▶ Source data:
※
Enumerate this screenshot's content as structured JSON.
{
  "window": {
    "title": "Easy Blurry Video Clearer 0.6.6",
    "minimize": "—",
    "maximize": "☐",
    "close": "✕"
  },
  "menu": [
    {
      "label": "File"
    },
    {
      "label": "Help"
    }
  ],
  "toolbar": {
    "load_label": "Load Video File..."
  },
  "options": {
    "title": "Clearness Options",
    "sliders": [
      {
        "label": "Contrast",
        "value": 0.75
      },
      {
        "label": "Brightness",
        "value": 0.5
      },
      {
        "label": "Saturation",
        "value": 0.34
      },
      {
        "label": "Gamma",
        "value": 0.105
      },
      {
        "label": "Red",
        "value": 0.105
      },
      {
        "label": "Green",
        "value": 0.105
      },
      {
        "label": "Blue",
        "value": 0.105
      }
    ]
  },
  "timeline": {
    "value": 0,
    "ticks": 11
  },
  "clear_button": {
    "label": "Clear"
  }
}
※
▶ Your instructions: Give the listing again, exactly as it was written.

▶ Solution for this task:
Enumerate this screenshot's content as structured JSON.
{
  "window": {
    "title": "Easy Blurry Video Clearer 0.6.6",
    "minimize": "—",
    "maximize": "☐",
    "close": "✕"
  },
  "menu": [
    {
      "label": "File"
    },
    {
      "label": "Help"
    }
  ],
  "toolbar": {
    "load_label": "Load Video File..."
  },
  "options": {
    "title": "Clearness Options",
    "sliders": [
      {
        "label": "Contrast",
        "value": 0.75
      },
      {
        "label": "Brightness",
        "value": 0.5
      },
      {
        "label": "Saturation",
        "value": 0.34
      },
      {
        "label": "Gamma",
        "value": 0.105
      },
      {
        "label": "Red",
        "value": 0.105
      },
      {
        "label": "Green",
        "value": 0.105
      },
      {
        "label": "Blue",
        "value": 0.105
      }
    ]
  },
  "timeline": {
    "value": 0,
    "ticks": 11
  },
  "clear_button": {
    "label": "Clear"
  }
}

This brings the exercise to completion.